"Right now, it's time to wake up and make a run," Guillen said after Gabbard extended the Sox's offensive misery in a 1-0 loss to Boston at damp Fenway Park. "Don't wait for the last week or two weeks because it might be too late. It's time to start playing better. When you don't hit, it seems like you're flat. But in the meantime, we have to keep pushing and don't get off the pedal."
The Sox are in desperate need of more than just a kick-start. Gabbard and reliever Mike Timlin limited the Sox to four hits in handing them their fourth shutout loss of the season and their fifth loss in the last six games.
Javier Vazquez was the latest victim of the Sox's offensive malaise. He lost despite pitching a three-hit complete game and striking out 11.
The loss dropped the Sox 1½ games behind Minnesota in the American League wild-card race with 24 games left.
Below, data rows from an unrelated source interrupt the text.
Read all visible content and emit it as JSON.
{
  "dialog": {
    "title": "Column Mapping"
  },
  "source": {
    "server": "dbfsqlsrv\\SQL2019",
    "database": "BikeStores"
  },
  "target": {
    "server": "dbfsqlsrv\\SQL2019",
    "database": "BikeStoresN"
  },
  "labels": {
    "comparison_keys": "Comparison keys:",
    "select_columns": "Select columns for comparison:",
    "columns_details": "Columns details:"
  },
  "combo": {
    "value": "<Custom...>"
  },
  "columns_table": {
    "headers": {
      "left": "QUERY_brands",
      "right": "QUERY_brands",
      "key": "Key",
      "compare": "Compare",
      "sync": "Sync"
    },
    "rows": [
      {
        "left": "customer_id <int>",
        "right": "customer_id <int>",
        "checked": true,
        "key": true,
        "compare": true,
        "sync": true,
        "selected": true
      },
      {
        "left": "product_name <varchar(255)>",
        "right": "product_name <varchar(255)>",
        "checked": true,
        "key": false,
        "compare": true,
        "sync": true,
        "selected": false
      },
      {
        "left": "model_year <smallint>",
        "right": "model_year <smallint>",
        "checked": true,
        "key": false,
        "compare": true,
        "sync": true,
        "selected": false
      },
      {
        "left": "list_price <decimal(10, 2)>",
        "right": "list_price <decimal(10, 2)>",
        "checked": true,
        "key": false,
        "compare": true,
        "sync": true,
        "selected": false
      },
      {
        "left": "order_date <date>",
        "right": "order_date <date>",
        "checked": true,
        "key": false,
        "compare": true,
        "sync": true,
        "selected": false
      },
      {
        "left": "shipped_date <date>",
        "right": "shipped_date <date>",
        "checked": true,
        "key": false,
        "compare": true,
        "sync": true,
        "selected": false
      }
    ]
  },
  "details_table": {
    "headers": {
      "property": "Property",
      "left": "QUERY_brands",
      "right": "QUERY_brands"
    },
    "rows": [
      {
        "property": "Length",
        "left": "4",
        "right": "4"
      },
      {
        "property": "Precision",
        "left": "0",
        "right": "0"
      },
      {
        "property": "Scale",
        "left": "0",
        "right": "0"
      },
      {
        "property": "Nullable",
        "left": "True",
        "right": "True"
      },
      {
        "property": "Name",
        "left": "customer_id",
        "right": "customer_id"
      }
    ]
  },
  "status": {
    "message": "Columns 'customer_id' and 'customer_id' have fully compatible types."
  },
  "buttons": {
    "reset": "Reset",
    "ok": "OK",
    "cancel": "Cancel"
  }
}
They remained 51/2 behind first-place Detroit in the AL Central.
"It's my job and my coaching staff's job to make sure we believe in ourselves and we come out of it," Guillen said. "Don't look at Detroit. Don't look at Minnesota. Just look at yourselves. I don't think they're going to put their heads down and feel sorry for themselves. I'm their biggest supporter."
Right fielder Ryan Sweeney will start Wednesday night's series finale after getting two hits in his first major-league start. Sweeney had half of the Sox's hit total.
The White Sox have averaged less than one run in the first six innings of their last seven games, placing added pressure on a rotation that has been maligned most of the season.
The Sox have wasted exceptional efforts by Jon Garland and Vazquez (11-9), who retired the final 13 batters and held Boston sluggers David Ortiz and Manny Ramirez hitless in six at-bats with four strikeouts.
The Red Sox scored their run in the fourth when Trot Nixon hit a one-out double and scored on Coco Crisp's two-out single.
"That's what's frustrating," said catcher A.J. Pierzynski, who is 1-for-15 on this trip. "We just have to find a way to win the game, get going the right way and head home."
The Sox have been handcuffed in the last three games by Kansas City left-hander Mark Redman (5.26 ERA), Boston's emergency starter Julian Tavarez and Gabbard, who recently was promoted from Triple A. Gabbard had a 6.35 ERA in four major-league appearances and wasn't listed among Boston's top 30 prospects by Baseball America.
"These are games I'm sure people expect us to win, and I expect us to win just about every game," Pierzynski said. "I'm just as frustrated as the next guy. I hit the ball hard, and guys turn them into double plays and diving catches."
The Sox loaded the bases with one out in the fourth, but Paul Konerko hit into his 16th double play with runners in scoring position this season. He hit into his 21st double play overall in the seventh.
The Sox also had runners at first and third in the sixth. Joe Crede, making his first start in the third spot in place of Jermaine Dye, hit a line drive. But third baseman Mike Lowell atoned for a third-inning error by catching the liner and throwing to first to double up Tadahito Iguchi and kill the rally.
"That kid (Gabbard) was good enough, but you expect to have better at-bats against those guys," Guillen said. "We're not swinging the bats good. They got us at the right time."